Arenenberg is an estate with a small chateau, Schloss Arenenberg, in the municipality of Salenstein at the shore of Lake Constance in Thurgau, Switzerland that is famous as the final domicile of Hortense de Beauharnais. Today it houses the Napoleonmuseum. It is a Swiss heritage site of national significance.
Arenenberg was built in the early 16th century by the mayor of Constance (1546–48) Sebastian Geissberg. The name of the farm that had been located there before was Narrenberg ("fools' mountain"), perhaps not a suitable name to hold on to, but also the hill towards the lake was named "Arnhalde". By the 19th century the current name was used.
The estate saw a number of owners. In 1817, Johann Baptist von Streng sold it to the exiled Hortense de Beauharnais, the daughter of ex-Empress Joséphine, for 30,000 guilders. As arranged by Napoleon, Hortense had to marry his brother Louis Bonaparte, and the couple were named King and Queen of Holland (1806–10). The royal couple not only suffered with the demise of the rule of Napoleon, but also had an unhappy marriage leading to a separation. Hortense initiated reconstructions and renovations in an attempt to recreate the atmosphere of Malmaison. The surrounding park was possibly designed by Louis-Martin Berthault. In 1818 she moved in. Her brother, Eugène de Beauharnais, bought the nearby Schloss Sandegg and built a villa close by.
While Hortense initially spent time at her house in Augsburg, Arenenberg soon became her main domicile.
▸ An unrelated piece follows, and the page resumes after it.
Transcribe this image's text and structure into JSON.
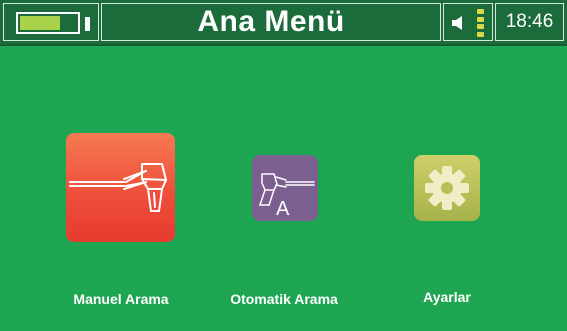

At her Parisian-styled salon she entertained many luminaries. Her son Louis Napoléon, the future emperor Napoléon III, who had attended school in Augsburg, visited Arenenberg as a teenager; there he was further educated and then attended the Swiss military academy at Thun, receiving Swiss citizenship. In 1837, while he was exiled and living in New York City, Louis Napoleon received notice of his mother's deteriorating health and returned to Arenenberg. Hortense died on 5 October 1837. After mourning, Louis Napoleon had to leave Switzerland, due to French pressure, and moved to London. In 1843, in need of money to finance his aspirations, he sold the property to Heinrich Keller. Once he was emperor, his empress Eugénie bought it back in 1855. Further renovations were made between 1855 and 1874.
After Napoleon III's death, Eugénie visited Arenenberg several times before she donated it in 1906 to the Canton Thurgau. Today the château is home to the Napoleon Museum. The Napoleon Park is being restored.
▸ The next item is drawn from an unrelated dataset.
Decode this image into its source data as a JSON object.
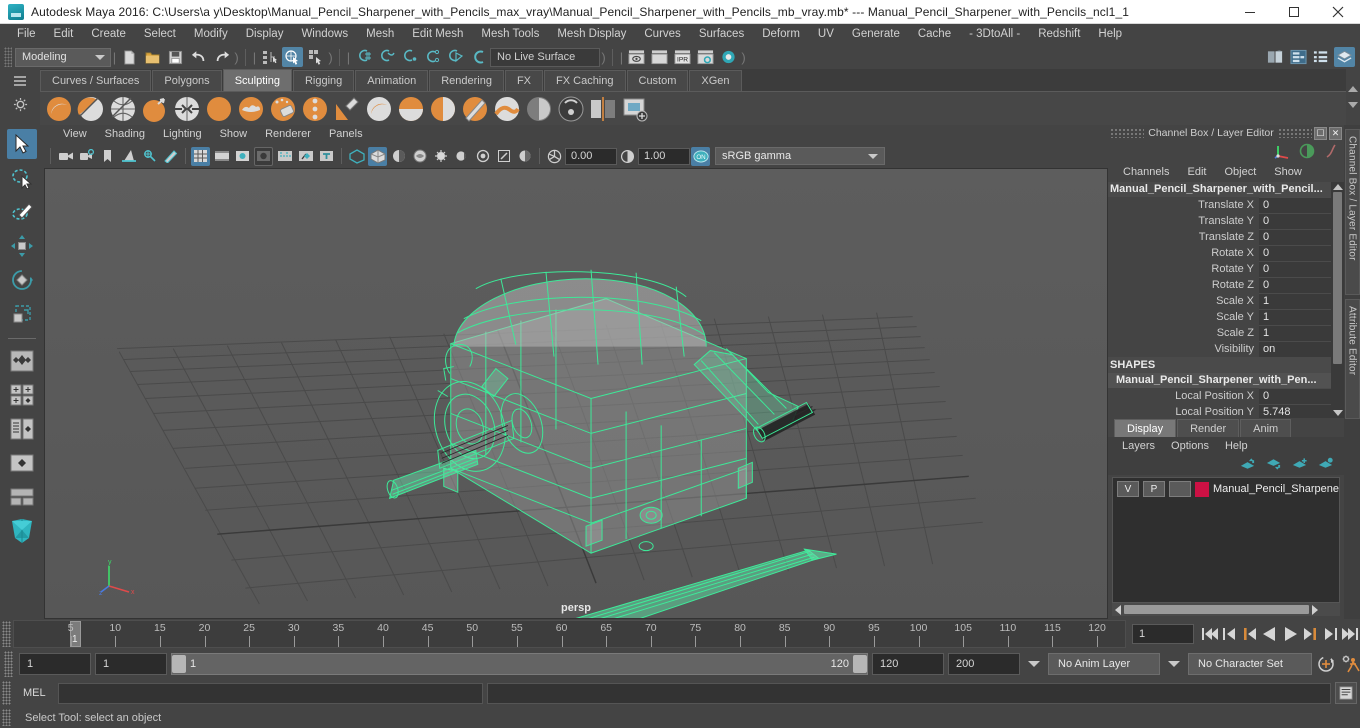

- Bierman, John (1988). Napoleon III and his Carnival Empire. New York: St. Martin's Pres. ISBN 0-312-01827-4.
- Johannes Meyer, Die früheren Besitzer von Arenenberg. Frauenfeld 1920
- Jakob Hugentobler, Die Familie Bonaparte auf Arenenberg. Salenstein 1989
- Dominik Gügel and Christina Egli: Arkadien am Bodensee. Europäische Gartenkultur des beginnenden 19. Jahrhunderts. Frauenfeld 2005.